This journey which has unfolded has not only been one of the most humbling experiences of my life but a real eye opener. I never realised how much of a bubble I was brought up in, how little exposure I had in my pre-married life to “bad” people………and bloody hell, there are some real bad eggs out there!
I’ve met a number of people along my bumpy road. It’s as though somebody new enters my life at particular stages of my breakup, making me reflect on events of the past.
These past couple of months, I have met woman still going through their own hell. Not all of these woman are away from their partners. Many of them don’t work and have been controlled for years through money/financial fear. That control seeps into most parts of the relationship. What a hopeless situation to remain in. “Who will believe me if I tell them what he did?”, one woman said. I know her husband and I know no one probably will. These men aren’t the local thugs of the town as you would think but annoyingly “respectable” people, polished and well versed in their religious texts. They’re the worst types.

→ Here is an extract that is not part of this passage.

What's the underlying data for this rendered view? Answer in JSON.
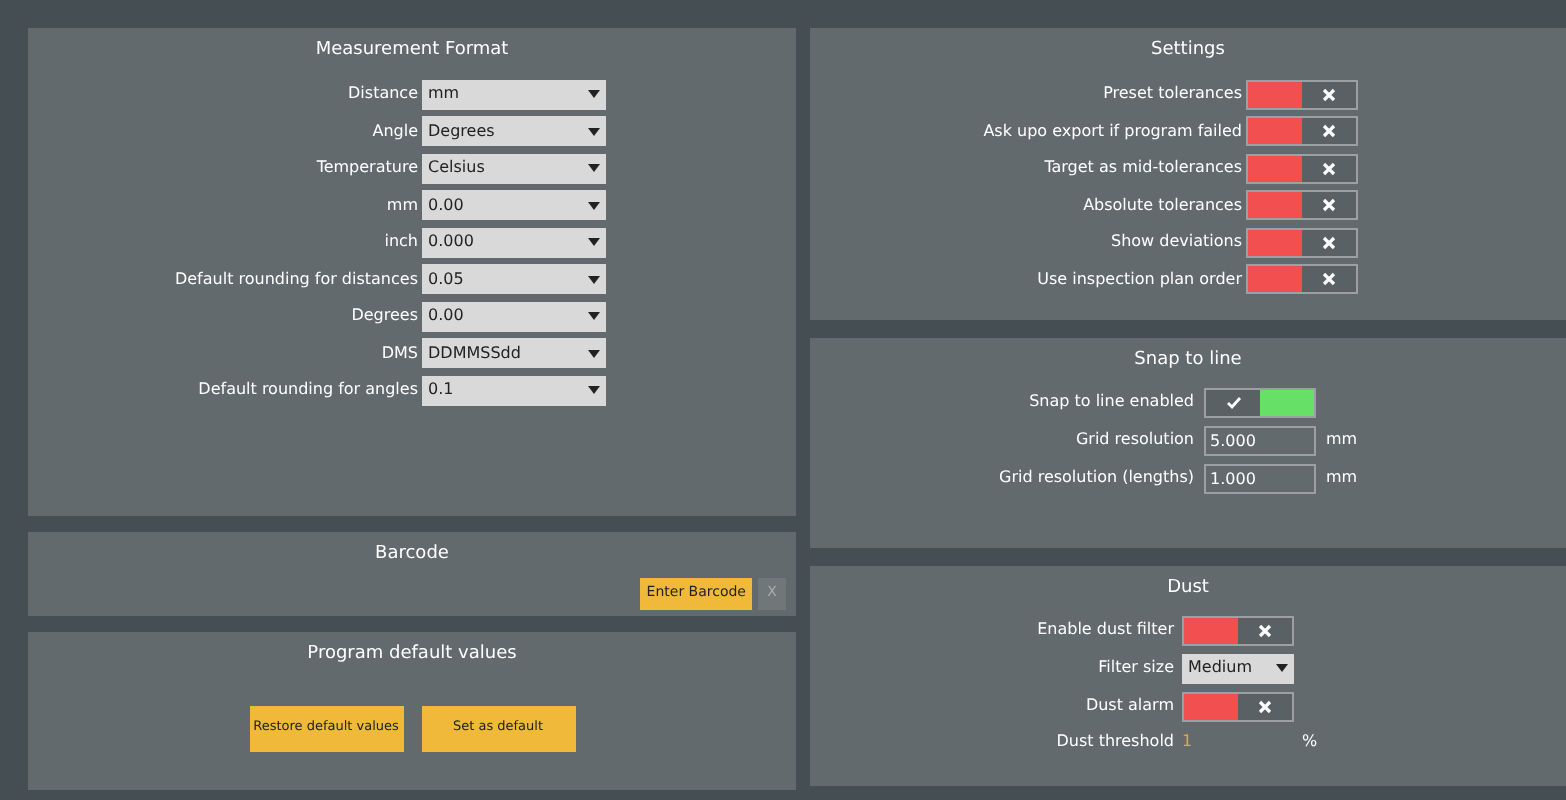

“It’s a man’s world”. Someone made this comment to me after trying to pursue a “khula” (Islamic divorce initiated by the wife) for two years. “None of these Imams care, they all stick to their boys club”, she sighed. She never got the khula in the end as her ex finally gave her the divorce……..a day before her sister’s wedding – you can come to your own conclusions as to why he timed it so.
Oh dear. When I started this post, I didn’t really mean to make it such a depressing read! I know myself it’s a man’s world out there especially in the Muslim community. The community is there for a short time, tut tutting at what these men have done, at times ostracising them but eventually they are accepted back. Even from my own experience, there is a sense of abandonment. Sheikhs give their advice, know the most private details of your circumstances but essentially you just get left to deal with it. I can’t say I’ve ever had so much as a “How are you?” when I’ve passed them by on the street.
For those woman I know going through this without any family support, I would love to be there for them although I’m aware that I’m not some sort of ambassador for wounded women of the world. If I’m honest, I know I can’t really help much, not in the way I would like after all I’m still healing and trying to move forward.
I feel somewhat angry for these woman because despite the work they do and the years they gave to our community, we turn our backs on them when they need us most.